*** Records supplied Section Begins ***
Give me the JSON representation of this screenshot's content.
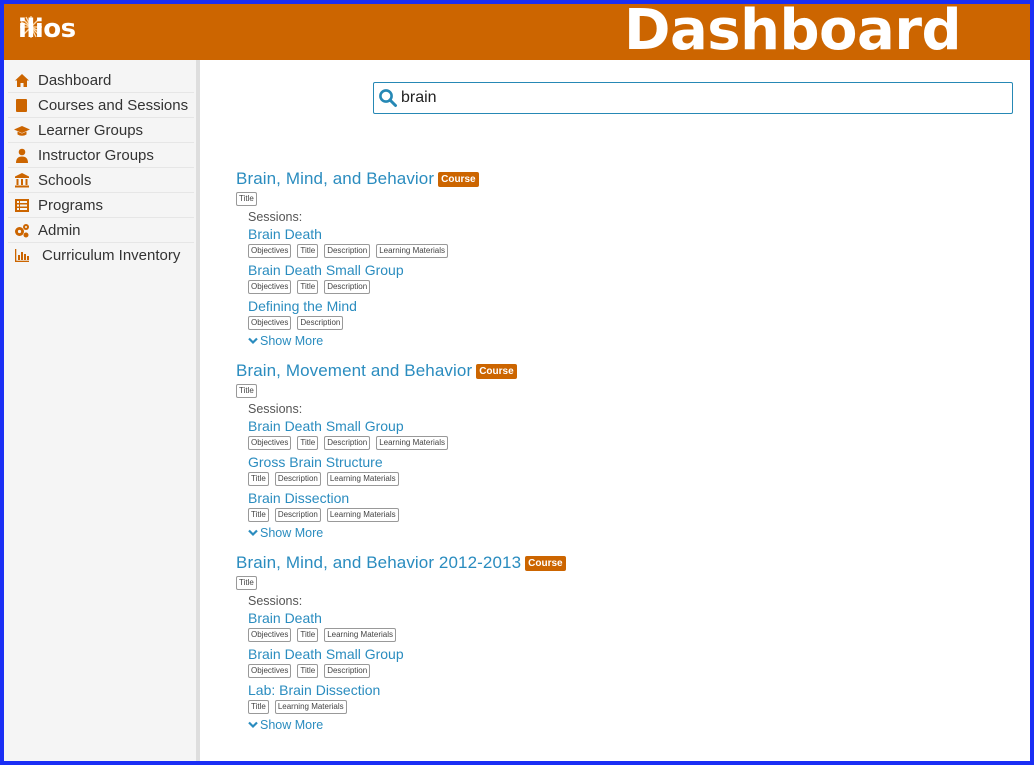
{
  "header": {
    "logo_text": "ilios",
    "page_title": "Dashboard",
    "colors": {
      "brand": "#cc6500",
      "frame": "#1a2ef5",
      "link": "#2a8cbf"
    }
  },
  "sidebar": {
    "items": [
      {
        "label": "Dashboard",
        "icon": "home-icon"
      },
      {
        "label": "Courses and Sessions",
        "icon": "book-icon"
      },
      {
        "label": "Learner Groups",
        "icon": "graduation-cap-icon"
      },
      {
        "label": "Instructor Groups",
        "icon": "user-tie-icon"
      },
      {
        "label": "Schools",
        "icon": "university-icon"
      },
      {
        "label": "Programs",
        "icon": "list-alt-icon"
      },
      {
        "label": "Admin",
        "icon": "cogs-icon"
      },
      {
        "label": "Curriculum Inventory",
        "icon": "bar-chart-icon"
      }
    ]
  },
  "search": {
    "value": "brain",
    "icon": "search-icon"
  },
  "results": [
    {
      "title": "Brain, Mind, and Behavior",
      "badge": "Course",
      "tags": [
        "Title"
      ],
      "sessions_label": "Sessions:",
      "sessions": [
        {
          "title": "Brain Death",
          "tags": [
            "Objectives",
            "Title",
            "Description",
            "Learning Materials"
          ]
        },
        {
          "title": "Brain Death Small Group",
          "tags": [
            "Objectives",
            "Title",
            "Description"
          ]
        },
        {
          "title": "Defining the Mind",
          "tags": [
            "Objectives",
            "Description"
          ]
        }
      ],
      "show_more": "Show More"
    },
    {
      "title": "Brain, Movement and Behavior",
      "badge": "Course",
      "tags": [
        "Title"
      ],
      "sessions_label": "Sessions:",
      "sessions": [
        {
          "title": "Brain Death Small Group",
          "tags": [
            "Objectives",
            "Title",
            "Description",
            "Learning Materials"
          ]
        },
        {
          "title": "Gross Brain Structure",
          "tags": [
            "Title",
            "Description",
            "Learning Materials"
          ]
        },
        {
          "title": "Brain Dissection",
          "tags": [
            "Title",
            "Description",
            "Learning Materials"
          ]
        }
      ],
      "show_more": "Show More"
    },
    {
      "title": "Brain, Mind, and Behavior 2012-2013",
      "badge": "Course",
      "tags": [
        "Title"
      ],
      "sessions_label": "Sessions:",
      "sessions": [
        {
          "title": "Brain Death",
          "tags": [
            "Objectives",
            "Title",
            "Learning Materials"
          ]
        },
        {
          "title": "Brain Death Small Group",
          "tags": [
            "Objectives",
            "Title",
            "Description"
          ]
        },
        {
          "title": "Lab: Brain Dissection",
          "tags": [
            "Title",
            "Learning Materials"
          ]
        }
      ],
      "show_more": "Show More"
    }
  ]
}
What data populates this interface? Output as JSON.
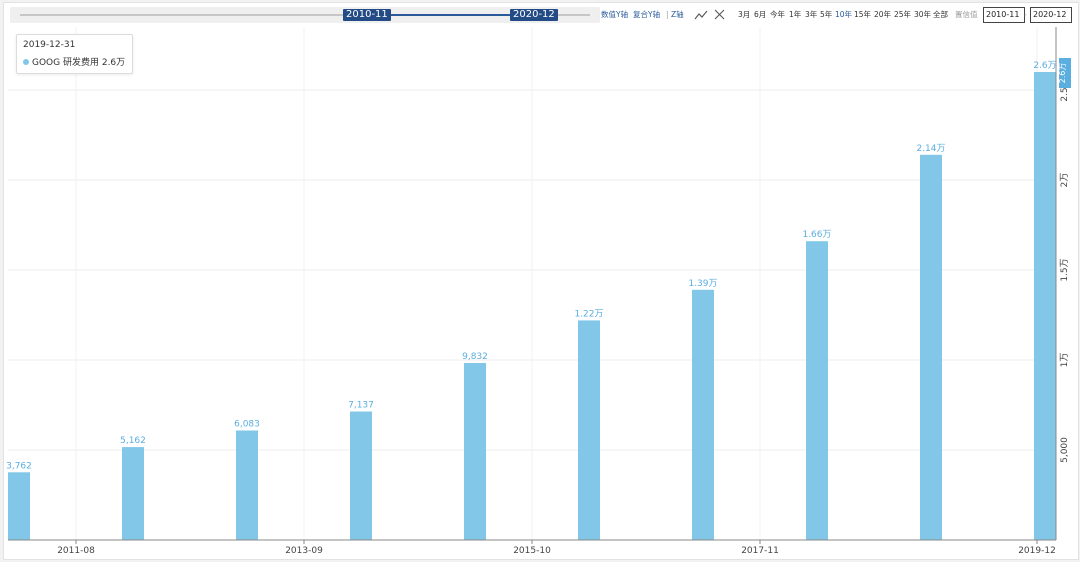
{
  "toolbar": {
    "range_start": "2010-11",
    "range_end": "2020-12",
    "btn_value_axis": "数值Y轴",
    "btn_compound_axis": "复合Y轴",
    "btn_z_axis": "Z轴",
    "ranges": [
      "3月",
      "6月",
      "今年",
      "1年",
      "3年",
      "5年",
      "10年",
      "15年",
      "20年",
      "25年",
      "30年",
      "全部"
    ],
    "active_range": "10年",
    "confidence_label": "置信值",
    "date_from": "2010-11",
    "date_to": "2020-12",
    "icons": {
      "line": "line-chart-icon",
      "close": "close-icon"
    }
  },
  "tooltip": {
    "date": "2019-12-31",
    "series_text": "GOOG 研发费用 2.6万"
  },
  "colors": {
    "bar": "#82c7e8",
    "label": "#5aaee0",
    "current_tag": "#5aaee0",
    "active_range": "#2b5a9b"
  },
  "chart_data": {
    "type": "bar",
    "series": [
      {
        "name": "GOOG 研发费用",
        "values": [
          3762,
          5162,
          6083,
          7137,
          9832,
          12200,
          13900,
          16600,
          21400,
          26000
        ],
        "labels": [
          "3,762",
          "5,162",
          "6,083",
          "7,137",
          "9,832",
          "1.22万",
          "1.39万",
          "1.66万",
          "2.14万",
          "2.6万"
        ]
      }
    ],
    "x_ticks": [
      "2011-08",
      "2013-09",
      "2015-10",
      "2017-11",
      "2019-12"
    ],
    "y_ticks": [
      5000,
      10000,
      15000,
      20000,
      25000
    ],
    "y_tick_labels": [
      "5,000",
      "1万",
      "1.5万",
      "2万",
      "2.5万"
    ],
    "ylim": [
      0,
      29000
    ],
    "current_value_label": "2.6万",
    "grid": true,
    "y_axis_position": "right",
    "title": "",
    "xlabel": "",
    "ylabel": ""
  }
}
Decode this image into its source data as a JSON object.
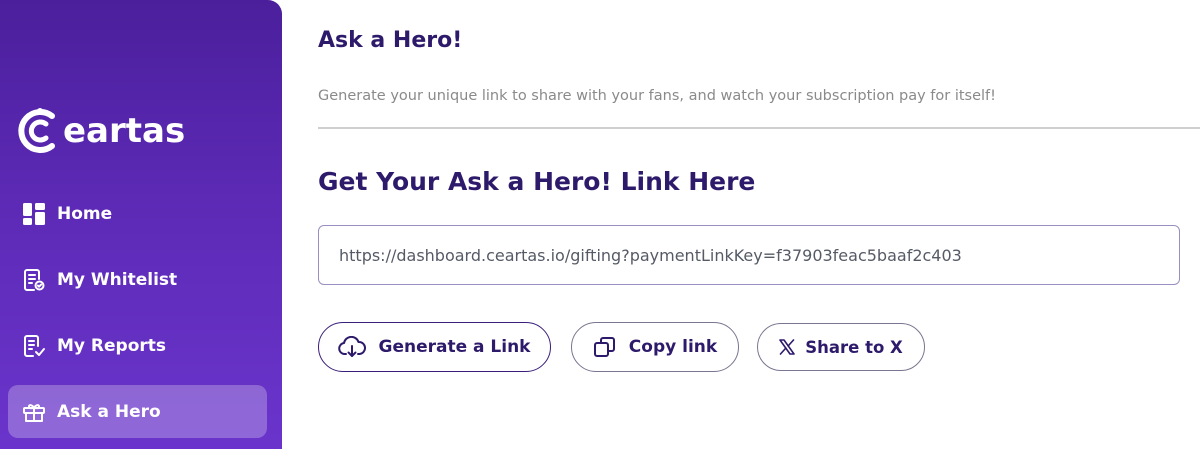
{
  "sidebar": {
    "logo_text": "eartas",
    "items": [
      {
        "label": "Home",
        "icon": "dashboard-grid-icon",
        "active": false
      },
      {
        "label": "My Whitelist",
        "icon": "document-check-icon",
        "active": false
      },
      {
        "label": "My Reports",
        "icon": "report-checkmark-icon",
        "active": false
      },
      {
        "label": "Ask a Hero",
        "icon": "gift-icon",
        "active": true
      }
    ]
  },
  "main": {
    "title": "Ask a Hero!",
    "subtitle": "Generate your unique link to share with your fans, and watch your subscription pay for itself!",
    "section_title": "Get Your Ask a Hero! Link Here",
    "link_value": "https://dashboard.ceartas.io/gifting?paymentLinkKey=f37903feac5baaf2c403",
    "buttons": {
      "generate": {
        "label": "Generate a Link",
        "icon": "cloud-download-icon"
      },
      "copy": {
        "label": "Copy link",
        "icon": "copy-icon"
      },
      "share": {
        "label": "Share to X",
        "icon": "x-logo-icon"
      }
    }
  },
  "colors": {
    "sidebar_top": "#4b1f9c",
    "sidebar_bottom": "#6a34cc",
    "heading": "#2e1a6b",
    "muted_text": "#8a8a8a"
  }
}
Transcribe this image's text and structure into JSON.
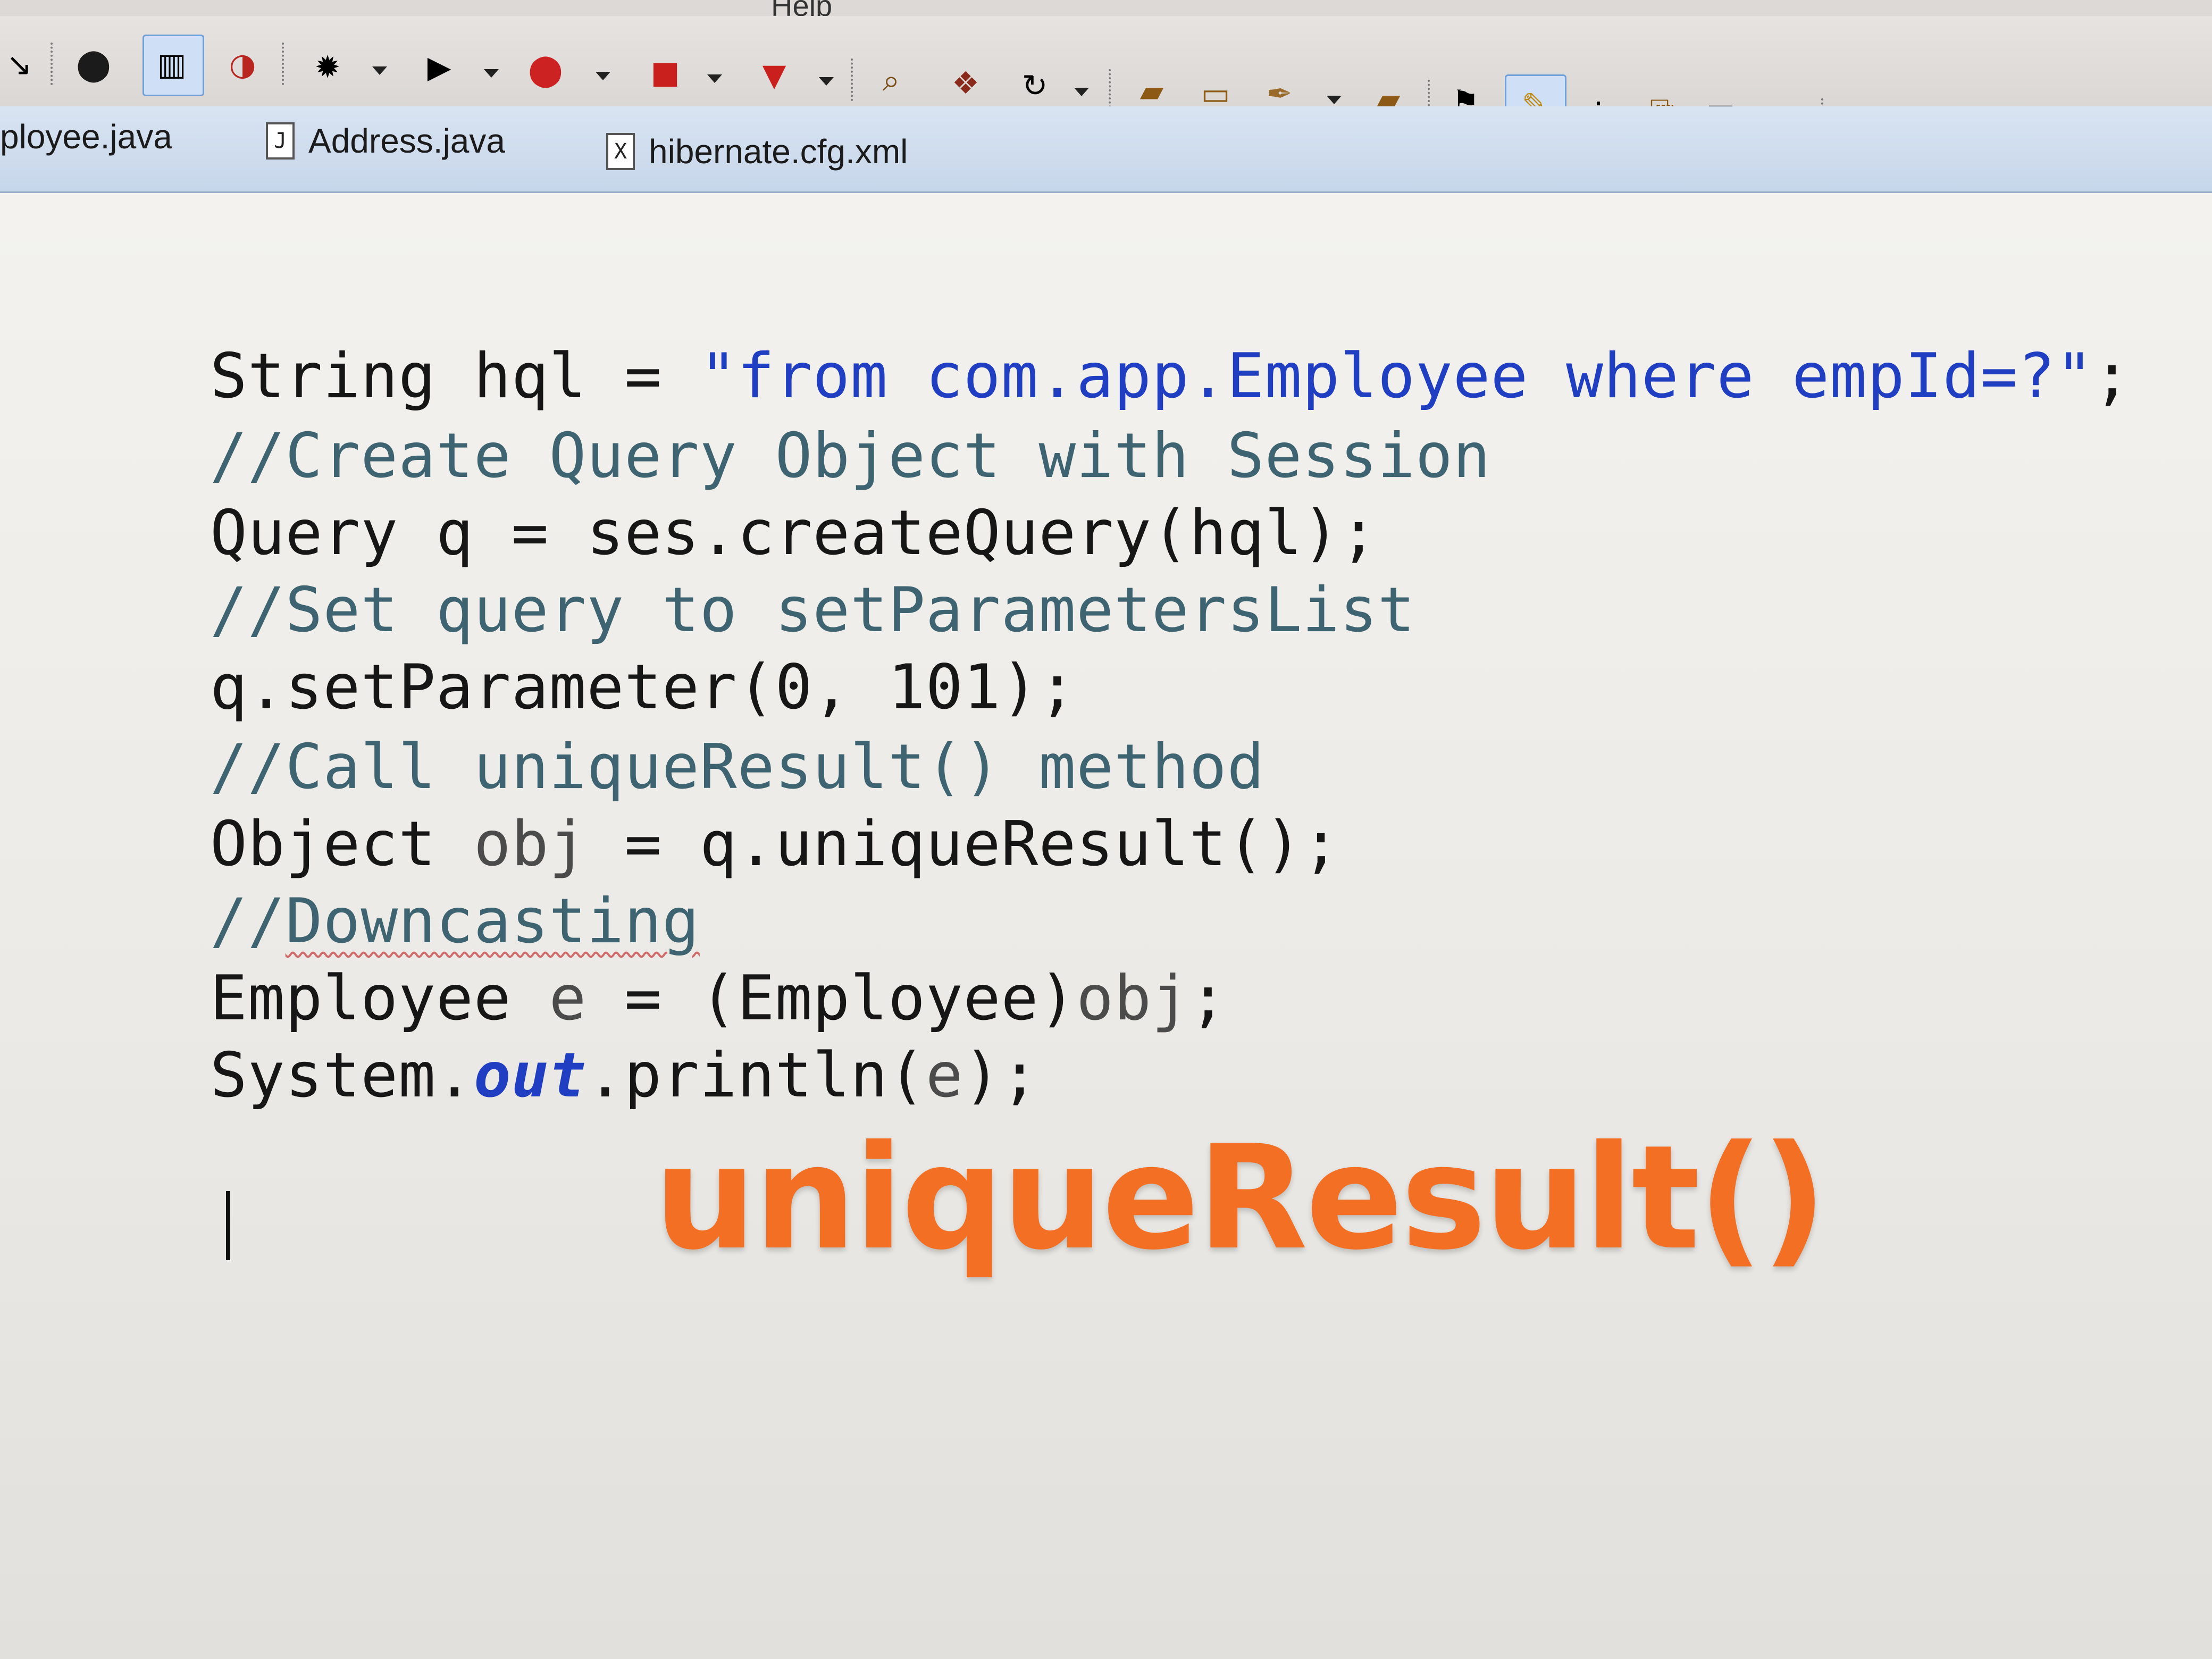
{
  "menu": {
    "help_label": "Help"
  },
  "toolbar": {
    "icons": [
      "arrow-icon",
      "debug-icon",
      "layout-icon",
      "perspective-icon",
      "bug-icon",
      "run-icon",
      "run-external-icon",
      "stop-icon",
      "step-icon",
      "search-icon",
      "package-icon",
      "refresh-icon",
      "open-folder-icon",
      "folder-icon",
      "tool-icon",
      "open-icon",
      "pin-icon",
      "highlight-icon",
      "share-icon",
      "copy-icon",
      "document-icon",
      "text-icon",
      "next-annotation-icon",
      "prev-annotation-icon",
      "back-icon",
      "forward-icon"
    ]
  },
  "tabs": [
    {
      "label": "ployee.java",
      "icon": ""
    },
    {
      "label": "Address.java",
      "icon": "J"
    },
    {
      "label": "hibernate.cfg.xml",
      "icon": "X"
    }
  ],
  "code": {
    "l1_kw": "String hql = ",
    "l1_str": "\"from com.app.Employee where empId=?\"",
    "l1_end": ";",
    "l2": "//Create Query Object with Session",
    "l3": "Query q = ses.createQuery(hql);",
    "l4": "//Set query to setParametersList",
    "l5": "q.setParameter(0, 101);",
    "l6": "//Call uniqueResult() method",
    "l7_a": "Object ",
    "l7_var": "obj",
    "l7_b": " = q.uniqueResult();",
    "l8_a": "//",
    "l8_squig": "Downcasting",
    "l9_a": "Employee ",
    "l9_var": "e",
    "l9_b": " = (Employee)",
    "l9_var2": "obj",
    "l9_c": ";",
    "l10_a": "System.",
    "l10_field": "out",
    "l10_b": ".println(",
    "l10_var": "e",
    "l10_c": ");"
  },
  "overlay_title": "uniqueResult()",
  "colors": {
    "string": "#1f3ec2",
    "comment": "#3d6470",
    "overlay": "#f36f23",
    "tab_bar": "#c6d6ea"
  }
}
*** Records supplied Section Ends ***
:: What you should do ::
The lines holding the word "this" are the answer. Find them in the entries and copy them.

:: Answer section ::
Give me the JSON representation of this screenshot's content.
What data populates this interface? Output as JSON.
Decode this image into its source data as a JSON object.
Transcribe this image's text and structure into JSON.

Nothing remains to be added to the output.